# [Directions for this task]
Read the data below. Every line holding the string "content" must be copied.
*** Opening Data excerpts ***
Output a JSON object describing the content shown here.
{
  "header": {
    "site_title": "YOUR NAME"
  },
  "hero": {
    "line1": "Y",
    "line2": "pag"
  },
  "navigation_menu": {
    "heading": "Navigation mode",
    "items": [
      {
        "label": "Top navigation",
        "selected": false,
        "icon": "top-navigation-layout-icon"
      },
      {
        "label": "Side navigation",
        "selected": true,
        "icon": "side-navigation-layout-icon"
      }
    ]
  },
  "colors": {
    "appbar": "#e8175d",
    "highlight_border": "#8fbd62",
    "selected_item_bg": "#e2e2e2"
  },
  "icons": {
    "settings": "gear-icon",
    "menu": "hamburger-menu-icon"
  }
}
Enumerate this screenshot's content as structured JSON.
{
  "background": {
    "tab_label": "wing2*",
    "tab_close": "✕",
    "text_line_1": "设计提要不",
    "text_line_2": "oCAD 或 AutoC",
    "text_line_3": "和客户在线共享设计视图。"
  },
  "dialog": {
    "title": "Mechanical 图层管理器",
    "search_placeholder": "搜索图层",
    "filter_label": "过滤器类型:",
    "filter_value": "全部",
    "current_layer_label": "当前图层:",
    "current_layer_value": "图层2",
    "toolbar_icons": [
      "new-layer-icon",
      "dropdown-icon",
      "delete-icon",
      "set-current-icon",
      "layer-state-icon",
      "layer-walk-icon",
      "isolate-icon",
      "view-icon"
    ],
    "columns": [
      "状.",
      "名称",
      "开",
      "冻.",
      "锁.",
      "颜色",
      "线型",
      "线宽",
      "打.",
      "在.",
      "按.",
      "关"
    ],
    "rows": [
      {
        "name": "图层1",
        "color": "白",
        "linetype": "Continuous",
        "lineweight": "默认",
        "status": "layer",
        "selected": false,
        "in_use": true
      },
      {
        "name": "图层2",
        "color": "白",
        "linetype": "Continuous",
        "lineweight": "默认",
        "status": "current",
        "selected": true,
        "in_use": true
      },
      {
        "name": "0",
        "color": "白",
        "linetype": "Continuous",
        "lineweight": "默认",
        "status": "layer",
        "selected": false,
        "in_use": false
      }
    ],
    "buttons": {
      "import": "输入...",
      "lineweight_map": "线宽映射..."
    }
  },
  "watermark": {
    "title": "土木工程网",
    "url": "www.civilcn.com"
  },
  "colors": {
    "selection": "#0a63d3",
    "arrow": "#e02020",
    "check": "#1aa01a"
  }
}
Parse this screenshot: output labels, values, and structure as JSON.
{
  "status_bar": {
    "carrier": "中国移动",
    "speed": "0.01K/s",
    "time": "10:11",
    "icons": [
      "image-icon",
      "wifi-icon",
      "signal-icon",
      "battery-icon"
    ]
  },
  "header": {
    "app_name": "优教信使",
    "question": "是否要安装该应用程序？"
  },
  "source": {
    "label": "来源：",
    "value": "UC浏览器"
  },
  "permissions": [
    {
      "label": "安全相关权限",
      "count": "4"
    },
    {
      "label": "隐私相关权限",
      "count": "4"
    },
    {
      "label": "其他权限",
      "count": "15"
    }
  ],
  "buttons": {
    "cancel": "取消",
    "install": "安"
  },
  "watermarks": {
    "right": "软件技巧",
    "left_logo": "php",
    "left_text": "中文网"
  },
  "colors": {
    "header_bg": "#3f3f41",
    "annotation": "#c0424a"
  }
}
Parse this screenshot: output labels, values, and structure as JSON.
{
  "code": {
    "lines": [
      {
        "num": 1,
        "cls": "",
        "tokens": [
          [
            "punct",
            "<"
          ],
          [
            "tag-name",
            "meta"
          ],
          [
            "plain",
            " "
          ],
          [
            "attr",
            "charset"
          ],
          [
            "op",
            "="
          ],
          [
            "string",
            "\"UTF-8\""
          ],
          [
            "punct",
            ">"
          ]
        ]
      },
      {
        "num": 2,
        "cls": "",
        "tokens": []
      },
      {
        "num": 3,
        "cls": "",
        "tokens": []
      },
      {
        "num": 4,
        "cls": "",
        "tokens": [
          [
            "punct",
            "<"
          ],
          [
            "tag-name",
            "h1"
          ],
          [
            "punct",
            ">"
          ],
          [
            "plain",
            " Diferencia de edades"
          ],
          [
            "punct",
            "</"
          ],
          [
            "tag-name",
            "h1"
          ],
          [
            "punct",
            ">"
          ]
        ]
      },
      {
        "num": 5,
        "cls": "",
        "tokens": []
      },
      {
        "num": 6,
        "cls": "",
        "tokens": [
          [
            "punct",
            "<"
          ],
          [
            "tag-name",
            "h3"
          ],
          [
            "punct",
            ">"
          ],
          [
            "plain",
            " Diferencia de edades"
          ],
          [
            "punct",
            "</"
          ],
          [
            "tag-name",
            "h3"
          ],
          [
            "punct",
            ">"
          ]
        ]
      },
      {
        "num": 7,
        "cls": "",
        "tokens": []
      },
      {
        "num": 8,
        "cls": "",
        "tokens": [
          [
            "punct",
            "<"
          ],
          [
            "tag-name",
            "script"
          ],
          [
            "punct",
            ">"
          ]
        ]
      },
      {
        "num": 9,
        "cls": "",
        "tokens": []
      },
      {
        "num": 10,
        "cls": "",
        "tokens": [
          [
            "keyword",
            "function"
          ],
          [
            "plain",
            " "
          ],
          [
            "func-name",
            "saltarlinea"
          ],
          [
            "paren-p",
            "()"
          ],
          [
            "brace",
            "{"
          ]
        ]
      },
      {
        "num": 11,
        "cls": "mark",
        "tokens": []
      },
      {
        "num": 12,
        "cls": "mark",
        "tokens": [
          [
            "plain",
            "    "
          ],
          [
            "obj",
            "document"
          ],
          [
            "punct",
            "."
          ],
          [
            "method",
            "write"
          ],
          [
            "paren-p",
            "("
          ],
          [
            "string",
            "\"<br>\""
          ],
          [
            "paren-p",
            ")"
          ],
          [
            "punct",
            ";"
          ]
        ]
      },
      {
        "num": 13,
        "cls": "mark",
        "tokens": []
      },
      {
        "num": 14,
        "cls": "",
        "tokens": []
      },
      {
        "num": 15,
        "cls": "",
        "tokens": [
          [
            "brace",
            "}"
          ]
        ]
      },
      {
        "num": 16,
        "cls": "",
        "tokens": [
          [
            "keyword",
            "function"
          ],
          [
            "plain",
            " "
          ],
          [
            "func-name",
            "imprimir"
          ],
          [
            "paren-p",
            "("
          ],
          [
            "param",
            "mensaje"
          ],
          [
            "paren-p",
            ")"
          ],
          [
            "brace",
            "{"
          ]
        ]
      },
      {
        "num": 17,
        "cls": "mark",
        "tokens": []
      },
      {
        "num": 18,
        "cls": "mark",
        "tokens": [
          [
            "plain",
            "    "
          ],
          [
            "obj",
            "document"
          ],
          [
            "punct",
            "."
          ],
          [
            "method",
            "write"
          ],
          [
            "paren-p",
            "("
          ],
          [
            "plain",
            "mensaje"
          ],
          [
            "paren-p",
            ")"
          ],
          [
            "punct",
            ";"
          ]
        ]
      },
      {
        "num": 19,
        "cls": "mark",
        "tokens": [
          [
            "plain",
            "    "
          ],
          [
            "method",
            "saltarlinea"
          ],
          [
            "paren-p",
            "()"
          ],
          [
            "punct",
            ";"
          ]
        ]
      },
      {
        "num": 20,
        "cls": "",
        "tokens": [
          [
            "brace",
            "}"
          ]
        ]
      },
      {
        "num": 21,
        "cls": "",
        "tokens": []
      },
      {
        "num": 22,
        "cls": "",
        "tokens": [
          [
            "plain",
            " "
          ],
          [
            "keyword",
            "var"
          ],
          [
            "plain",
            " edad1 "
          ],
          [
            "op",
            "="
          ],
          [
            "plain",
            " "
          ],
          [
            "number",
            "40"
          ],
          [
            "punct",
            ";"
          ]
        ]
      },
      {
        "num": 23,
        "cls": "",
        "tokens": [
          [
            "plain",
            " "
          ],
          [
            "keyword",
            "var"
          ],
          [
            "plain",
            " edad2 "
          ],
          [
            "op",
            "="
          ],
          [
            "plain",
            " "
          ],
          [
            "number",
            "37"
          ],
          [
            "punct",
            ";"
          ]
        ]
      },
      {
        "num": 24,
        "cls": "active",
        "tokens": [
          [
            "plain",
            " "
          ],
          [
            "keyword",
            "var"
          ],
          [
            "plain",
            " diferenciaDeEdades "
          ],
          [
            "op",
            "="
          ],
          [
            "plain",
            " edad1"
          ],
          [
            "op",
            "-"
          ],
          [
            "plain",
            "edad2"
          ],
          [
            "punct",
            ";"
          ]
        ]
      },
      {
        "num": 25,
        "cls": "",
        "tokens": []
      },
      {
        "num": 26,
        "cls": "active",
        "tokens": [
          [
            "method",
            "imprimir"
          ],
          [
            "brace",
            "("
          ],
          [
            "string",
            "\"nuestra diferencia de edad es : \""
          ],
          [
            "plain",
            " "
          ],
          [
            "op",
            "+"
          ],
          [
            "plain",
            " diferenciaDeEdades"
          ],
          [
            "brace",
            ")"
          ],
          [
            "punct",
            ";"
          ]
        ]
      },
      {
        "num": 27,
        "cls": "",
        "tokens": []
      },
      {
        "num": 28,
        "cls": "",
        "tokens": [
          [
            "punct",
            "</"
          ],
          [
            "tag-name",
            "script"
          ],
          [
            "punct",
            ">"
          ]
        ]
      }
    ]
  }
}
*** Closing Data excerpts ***
# [Answer below]
Output a JSON object describing the content shown here.
Enumerate this screenshot's content as structured JSON.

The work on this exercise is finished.